298 */
299 int (*srst_asserted)(int *srst_asserted);
300
301 /**
302 * Configure trace parameters for the adapter
303 *
304 * @param enabled Whether to enable trace
305 * @param pin_protocol Configured pin protocol
306 * @param port_size Trace port width for sync mode
307 * @param trace_freq A pointer to the configured trace
308 * frequency; if it points to 0, the adapter driver must write
309 * its maximum supported rate there
310 * @returns ERROR_OK on success, an error code on failure.
311 */
312 int (*config_trace)(bool enabled, enum tpio_pin_protocol pin_protocol,
313 uint32_t port_size, unsigned int *trace_freq);
314
315 /**
316 * Poll for new trace data
317 *
318 * @param buf A pointer to buffer to store received data
319 * @param size A pointer to buffer size; must be filled with
320 * the actual amount of bytes written
321 *
322 * @returns ERROR_OK on success, an error code on failure.
323 */
324 int (*poll_trace)(uint8_t *buf, size_t *size);
325 };
326
327 extern const char * const jtag_only[];
328
329 void adapter_assert_reset(void);
330 void adapter_deassert_reset(void);
331 int adapter_config_trace(bool enabled, enum tpio_pin_protocol pin_protocol,
332 uint32_t port_size, unsigned int *trace_freq);

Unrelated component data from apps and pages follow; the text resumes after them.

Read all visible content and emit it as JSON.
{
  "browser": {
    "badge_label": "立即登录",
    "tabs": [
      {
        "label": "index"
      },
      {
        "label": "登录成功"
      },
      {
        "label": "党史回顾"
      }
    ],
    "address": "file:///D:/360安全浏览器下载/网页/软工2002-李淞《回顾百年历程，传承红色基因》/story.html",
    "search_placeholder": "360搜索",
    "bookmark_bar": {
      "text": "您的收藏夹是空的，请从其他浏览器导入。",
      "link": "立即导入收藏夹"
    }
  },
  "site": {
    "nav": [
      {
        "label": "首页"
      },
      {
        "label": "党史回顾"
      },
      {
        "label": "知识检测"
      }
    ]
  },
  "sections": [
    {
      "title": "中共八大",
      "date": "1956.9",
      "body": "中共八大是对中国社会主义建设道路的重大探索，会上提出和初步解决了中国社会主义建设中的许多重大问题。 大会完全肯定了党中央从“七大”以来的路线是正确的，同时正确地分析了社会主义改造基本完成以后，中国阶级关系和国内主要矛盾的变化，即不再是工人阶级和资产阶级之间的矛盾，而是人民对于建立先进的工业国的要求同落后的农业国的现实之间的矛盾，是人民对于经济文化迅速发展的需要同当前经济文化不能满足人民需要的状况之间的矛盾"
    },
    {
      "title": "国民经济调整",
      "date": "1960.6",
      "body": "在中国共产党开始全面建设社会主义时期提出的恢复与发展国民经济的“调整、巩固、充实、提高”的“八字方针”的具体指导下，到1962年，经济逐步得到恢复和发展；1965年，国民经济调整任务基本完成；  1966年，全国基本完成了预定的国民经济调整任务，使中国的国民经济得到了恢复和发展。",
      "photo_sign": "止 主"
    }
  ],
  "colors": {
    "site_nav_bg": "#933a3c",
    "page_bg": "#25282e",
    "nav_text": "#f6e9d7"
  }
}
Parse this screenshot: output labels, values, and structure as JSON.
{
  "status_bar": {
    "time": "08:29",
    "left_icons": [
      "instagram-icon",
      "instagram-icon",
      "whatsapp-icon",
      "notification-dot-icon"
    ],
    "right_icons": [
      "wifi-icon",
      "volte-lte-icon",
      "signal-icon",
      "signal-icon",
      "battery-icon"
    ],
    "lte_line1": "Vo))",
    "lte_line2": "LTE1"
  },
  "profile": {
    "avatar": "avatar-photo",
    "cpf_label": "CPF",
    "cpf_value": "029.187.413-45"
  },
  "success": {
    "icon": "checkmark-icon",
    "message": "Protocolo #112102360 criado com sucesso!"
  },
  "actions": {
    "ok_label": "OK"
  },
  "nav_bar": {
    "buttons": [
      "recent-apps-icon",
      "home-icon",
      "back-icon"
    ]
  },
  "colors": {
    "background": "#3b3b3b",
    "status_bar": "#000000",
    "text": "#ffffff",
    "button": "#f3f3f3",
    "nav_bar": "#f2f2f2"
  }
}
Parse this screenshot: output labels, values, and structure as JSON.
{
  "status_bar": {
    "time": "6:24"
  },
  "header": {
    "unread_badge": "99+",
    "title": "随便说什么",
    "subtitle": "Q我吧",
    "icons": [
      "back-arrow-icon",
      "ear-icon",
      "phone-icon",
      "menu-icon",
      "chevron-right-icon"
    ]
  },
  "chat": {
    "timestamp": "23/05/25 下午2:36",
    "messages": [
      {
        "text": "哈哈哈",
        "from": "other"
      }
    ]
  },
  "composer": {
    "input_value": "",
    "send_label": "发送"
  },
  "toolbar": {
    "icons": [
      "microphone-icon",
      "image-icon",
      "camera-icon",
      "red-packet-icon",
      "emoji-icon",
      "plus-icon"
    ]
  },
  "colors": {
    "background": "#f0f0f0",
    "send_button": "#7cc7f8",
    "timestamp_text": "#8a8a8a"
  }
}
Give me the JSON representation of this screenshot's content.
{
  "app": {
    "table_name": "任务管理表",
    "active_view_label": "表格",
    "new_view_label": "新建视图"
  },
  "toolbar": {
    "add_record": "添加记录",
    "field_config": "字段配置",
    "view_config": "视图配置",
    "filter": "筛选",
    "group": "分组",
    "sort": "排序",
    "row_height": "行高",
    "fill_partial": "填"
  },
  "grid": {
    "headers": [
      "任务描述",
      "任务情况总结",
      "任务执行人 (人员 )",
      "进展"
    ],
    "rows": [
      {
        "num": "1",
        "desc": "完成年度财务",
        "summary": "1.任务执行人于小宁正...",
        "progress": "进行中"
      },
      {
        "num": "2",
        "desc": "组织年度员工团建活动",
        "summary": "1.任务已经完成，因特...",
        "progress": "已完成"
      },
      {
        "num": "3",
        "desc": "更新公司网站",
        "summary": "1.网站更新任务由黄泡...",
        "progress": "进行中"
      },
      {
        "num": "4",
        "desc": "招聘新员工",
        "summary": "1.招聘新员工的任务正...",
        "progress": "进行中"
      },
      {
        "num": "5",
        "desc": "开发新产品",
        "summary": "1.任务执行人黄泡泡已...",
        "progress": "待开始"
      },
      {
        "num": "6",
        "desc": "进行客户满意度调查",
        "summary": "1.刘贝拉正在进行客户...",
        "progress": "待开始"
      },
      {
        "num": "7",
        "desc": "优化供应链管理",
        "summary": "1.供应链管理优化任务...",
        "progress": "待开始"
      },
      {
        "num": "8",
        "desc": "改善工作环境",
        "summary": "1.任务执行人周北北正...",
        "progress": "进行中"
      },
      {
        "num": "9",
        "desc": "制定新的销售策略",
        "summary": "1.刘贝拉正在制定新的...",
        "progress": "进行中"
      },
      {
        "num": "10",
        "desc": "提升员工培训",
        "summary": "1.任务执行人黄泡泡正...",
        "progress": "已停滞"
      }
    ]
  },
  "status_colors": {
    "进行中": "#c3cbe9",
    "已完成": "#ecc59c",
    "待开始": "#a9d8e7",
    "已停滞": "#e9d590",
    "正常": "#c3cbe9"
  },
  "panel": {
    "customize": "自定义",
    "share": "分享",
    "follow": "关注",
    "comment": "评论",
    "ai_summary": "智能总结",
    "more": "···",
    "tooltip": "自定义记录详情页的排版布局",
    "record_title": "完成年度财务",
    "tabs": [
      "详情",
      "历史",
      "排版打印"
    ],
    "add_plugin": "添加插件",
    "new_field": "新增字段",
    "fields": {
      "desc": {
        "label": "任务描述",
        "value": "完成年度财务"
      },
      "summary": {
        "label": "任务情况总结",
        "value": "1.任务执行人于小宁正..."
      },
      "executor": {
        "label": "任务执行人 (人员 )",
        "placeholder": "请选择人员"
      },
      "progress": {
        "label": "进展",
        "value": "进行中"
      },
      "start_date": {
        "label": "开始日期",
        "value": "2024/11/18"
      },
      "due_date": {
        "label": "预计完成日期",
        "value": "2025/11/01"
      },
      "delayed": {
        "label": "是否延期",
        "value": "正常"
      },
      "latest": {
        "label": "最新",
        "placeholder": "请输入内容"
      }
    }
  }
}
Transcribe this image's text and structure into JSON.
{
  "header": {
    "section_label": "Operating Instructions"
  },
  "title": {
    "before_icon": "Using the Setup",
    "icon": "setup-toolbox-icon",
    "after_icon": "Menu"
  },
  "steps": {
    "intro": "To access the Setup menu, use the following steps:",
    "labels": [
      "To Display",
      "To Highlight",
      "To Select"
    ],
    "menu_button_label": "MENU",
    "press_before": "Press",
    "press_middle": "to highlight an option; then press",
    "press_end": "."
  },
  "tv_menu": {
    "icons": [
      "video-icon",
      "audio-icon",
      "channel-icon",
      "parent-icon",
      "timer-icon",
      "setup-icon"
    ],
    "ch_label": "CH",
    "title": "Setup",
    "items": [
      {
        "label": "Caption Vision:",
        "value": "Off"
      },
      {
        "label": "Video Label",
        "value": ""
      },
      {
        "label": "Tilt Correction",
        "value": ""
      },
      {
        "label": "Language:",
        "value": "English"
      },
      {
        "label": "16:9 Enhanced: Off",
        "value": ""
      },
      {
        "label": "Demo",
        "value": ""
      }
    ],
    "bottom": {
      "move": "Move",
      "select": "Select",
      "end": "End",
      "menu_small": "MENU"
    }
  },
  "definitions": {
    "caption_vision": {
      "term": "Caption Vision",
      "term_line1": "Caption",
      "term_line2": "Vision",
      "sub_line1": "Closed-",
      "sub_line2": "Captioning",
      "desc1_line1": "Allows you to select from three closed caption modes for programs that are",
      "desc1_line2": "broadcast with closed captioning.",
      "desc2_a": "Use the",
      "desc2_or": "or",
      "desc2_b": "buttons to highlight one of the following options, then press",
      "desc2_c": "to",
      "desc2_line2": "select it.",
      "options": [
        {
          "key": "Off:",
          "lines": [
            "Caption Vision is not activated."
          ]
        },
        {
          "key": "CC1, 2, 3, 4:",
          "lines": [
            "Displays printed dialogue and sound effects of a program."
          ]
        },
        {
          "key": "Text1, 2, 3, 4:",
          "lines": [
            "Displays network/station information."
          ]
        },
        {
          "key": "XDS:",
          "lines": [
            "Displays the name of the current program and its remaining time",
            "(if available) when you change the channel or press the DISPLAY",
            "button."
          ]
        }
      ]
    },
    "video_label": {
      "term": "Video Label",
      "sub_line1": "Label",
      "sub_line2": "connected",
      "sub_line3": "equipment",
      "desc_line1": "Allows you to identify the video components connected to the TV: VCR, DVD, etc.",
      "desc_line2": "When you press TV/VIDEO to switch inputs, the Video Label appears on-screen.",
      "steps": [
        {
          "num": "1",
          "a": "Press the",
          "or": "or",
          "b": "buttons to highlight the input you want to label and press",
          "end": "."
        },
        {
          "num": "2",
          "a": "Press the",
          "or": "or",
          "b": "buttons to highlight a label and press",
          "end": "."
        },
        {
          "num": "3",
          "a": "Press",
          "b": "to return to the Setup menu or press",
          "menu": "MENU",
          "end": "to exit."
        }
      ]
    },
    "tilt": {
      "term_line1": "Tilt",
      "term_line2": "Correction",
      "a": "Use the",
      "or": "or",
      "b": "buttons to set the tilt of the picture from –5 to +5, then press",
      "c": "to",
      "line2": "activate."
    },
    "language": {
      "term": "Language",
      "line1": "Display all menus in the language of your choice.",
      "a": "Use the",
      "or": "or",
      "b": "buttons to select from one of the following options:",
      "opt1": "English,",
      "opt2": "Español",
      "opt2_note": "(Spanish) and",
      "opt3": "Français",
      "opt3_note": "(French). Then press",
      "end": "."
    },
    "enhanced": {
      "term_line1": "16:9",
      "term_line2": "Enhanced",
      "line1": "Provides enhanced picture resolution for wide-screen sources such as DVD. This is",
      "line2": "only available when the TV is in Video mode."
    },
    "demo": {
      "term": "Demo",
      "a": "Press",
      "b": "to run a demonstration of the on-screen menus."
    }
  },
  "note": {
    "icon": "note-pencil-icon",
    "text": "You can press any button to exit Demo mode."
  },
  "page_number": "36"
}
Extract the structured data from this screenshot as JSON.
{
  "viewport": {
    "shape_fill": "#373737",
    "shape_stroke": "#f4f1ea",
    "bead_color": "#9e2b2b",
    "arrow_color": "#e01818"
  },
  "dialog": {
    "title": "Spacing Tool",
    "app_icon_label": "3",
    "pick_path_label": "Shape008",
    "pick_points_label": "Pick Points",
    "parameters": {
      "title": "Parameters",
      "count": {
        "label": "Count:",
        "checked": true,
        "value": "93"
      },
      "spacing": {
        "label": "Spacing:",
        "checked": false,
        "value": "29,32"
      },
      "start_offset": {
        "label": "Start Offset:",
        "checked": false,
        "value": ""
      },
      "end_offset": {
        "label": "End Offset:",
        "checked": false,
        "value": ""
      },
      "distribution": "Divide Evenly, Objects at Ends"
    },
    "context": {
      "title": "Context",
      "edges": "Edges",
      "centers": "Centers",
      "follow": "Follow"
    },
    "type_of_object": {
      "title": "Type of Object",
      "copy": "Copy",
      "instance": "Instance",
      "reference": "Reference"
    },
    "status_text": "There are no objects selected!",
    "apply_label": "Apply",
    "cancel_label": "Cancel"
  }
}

333 int adapter_poll_trace(uint8_t *buf, size_t *size);
334
335 #endif /* OPENOCD_JTAG_INTERFACE_H */